Research culture

A key component of sustaining and enhancing good practice in research is a healthy research culture. Research that is high quality and of high ethical standards requires the right environment in which to flourish.

The Concordat to Support Research Integrity states that:

A research environment that helps to develop good research practice and embeds a culture of research integrity should, as a minimum, include:

• clear policies, practices and procedures to support researchers

• suitable learning, training and mentoring opportunities to support the development of researchers

• robust management systems to ensure that policies relating to research, research integrity and researcher behaviour are implemented

• awareness among researchers of the standards and behaviours that are expected of them

• systems within the research environment that identify potential concerns at an early stage and mechanisms for providing support to researchers in need of assistance

There should also be no stigma attached to researchers who find that they are in need of assistance from their employers.

UKRIO has long recognised the importance of research environments that nurture good research practice and a culture of research integrity.
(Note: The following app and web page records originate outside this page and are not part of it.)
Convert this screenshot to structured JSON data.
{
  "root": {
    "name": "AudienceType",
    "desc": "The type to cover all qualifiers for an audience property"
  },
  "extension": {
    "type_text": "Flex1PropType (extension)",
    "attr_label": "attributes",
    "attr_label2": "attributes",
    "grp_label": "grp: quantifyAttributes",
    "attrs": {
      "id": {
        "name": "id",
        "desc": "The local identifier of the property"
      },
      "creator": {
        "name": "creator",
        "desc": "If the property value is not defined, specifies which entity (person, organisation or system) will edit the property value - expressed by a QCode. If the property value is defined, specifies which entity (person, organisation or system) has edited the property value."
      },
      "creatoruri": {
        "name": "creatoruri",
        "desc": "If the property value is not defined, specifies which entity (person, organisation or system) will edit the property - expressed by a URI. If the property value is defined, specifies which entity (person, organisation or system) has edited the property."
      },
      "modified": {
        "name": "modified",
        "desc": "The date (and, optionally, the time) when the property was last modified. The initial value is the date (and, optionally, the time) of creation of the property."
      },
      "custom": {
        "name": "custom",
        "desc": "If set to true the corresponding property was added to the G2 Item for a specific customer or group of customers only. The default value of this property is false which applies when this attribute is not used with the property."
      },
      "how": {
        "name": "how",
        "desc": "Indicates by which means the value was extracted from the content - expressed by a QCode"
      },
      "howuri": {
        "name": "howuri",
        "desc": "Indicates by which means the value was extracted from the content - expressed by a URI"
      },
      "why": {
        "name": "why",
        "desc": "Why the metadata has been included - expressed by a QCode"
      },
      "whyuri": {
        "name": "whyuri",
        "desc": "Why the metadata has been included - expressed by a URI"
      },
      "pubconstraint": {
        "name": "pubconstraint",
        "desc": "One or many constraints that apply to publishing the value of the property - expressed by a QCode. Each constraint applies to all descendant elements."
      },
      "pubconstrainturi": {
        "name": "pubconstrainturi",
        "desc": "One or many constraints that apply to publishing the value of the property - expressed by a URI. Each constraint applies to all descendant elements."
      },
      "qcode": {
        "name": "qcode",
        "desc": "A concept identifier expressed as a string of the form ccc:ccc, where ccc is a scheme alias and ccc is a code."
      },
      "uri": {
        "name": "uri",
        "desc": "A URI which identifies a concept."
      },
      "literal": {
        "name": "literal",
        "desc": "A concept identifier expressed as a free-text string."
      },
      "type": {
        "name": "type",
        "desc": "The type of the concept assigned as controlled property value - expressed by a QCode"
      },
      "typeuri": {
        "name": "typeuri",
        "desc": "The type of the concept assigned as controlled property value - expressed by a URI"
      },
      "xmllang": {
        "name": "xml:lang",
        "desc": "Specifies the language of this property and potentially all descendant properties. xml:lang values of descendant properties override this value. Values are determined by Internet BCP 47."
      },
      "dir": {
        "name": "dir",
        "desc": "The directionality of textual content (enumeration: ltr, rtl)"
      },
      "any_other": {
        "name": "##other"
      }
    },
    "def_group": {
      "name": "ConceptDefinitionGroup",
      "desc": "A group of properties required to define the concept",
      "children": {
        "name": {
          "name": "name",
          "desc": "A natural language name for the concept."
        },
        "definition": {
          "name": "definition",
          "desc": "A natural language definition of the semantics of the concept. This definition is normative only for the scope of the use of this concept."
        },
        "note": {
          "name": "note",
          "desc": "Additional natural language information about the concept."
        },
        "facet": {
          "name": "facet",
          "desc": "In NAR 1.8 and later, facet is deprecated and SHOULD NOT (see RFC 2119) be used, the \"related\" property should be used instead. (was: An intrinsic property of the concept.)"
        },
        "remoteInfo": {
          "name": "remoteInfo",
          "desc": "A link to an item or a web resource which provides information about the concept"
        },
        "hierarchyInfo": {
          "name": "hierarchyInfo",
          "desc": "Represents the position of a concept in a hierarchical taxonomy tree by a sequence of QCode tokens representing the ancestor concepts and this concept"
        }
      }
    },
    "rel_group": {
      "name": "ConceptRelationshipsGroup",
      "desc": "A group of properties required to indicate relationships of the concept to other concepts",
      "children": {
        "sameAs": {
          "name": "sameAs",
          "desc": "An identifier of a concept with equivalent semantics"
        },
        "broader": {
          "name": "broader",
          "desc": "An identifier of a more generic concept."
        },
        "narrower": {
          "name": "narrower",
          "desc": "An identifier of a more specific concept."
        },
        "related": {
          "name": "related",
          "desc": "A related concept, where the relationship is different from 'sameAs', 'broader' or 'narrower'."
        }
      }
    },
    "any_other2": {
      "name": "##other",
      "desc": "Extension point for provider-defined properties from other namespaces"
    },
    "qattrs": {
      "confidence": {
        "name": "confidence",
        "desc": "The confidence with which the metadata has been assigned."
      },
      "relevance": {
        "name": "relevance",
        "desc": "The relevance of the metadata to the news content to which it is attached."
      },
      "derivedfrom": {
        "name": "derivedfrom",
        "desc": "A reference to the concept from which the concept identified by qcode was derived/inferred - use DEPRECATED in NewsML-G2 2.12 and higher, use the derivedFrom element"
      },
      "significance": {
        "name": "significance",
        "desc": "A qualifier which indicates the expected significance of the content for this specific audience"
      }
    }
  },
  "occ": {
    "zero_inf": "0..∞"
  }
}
It is essential that research institutions provide strong leadership to build a research environment that supports researchers throughout their careers in striving for robust research design and high ethical standards. While basic standards can appear to be straightforward, putting them into practice can be more challenging.


Our work on research culture

UKRIO’s work programme helps institutions and researchers to support research environments that are based on good governance, best practice, high ethical standards and support for the development of researchers. We have worked with bodies such as the Nuffield Council on Bioethics and the Royal Society to explore what pressures researchers can face in unhealthy research environments and what a ‘good’ research culture might look like.

Our aim is to facilitate a culture of good research practice that does not micro-manage researchers, add bureaucracy or delays, or inhibit innovative or cross-disciplinary research.

Our activities in this area, aligning with the requirements of The Concordat to Support Research Integrity, include: leading awareness-raising sessions; assisting with the creation or revision of systems for research governance, management and ethics; training and development activities for researchers; and providing advice and support on how to embed a culture of research integrity with an institution.


Collaborating with The Royal Society

UKRIO is collaborating with the Royal Society on a programme of work exploring the culture of scientific research in the UK.

In March 2018, UKRIO and the Royal Society co-hosted a roundtable workshop on research culture. Representatives from a variety of disciplines and research backgrounds discussed the impact of research culture on good research practice and how to inculcate an environment that fosters research integrity and high ethical standards.

UKRIO and the Royal Society have published the Integrity in Practice toolkita set of case studies showcasing examples of institutional and individual innovative and creative practice when it comes to promoting and encouraging research integrity. The aim is to demonstrate the many and varied ways that individuals and institutions are inspiring research integrity globally and to offer guidance and inspiration as to how these ideas could be implemented in other contexts.

Download the Integrity in Practice toolkit and start the conversation on how you could improve the research culture and integrity in your organisation.


In October 2018, we participated in the Royal Society’s two-day conference Research culture: changing expectations. This conference showcased initiatives and work across the research landscape to continue to create and improve the cultural conditions and environments in which excellent research and researchers can flourish. The conference was the culmination of the Royal Society’s two-year programme on research culture.


Webinars and resources